By Rob Moore
Last month, Finland’s center-right national government put forth a bold plan to pilot a basic minimum income plan in 2017 with the goal of eventually using it to replace the majority of state benefits in the country.
The plan would work by paying each Finn throughout the country 800 euros a month (about $865), regardless of income, wealth, or employment status. Supporters of the plan claim that it will cut much of the current administration budget currently used for means testing and would ultimately save the state money while allowing for more flexibility in spending for citizens.
While the plan sounds wild, another major country very nearly passed a similar plan in the late 1960s: the United States of America. President Nixon’s Family Assistance Plan was a proposal with bare bones that resembled that of Milton Friedman’s negative income tax proposal, which paid an increasing credit to individuals with incomes that fell below a certain threshold.
Nixon’s Family Assistance Plan passed the House of Representatives 243 to 155, but failed in the senate. While the Family Assistance Plan never came so close to passage again, the discussion did spur the 1975 passage of the Earned Income Tax Credit, a poverty assistance program that is built on similar philosophical foundations.
The advancement of a basic minimum income plan by a center-right government in Europe provides the blueprint for a possible “grand bargain” on the horizon. Paul Ryan’s ascendance to Speaker of the House has put a new leader in charge of the conservative fiscal movement in DC, a leader who is not afraid to think big on the issue of reforming poverty, is in agreement with Democratic leaders on the importance of the Earned Income Tax Credit, and who has already pushed through a major budget deal in his first two months in office.
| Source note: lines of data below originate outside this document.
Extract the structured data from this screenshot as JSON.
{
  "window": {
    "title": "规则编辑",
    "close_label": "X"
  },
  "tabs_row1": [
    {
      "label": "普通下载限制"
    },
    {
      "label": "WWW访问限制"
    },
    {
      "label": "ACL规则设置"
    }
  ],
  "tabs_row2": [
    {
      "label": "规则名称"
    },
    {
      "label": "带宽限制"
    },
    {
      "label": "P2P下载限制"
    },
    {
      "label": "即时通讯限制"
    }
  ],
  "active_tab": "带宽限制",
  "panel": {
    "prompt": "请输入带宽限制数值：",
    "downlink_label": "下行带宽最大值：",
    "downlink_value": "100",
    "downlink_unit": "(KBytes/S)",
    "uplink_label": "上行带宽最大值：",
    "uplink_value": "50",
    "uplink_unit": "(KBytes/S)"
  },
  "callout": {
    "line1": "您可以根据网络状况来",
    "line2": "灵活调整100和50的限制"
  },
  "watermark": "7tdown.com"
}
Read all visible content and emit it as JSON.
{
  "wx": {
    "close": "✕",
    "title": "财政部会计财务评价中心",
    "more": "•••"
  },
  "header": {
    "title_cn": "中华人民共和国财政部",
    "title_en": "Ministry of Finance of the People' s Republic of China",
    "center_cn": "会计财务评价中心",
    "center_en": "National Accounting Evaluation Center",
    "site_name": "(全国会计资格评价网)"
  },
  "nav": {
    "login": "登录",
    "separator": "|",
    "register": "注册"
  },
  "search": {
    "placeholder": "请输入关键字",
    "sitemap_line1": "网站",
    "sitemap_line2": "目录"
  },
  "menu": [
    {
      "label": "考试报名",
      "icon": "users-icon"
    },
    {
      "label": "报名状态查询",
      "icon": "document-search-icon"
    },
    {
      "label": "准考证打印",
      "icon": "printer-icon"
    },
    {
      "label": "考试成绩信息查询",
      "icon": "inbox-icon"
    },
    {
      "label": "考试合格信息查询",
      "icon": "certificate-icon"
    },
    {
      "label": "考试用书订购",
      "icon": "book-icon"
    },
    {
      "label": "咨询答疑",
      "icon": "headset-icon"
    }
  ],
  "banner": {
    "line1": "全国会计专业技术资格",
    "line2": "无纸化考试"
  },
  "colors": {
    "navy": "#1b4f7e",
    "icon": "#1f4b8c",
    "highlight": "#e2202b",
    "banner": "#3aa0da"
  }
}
On the other side of the aisle is current 2016 presidential race frontrunner Hillary Clinton, a self-described “pragmatic progressive” whose husband was the 1990s champion of the most ambitious welfare reform plan since the Great Society: a bipartisan plan that attached work requirements to many of the programs in our current social safety net. Clinton also will enter the presidency with much more political experience than Barack Obama did in 2008.
If Finland’s experiment is a success, basic annual income could well reemerge as a serious proposal in the United States, a proposal that could potentially bring Democrats and Republicans together to reform the US welfare system in a serious way. While a number of events would need to fall into place for this to happen, such a grand bargain would be a win not only for anti-poverty efforts in the United States, but also could be a big step towards returning D.C. to functionality after years of deep partisan gridlock.
Rob Moore is a Master of Public Policy student at the Goldman School of Public Policy. He writes on state policy and the politics of public policy.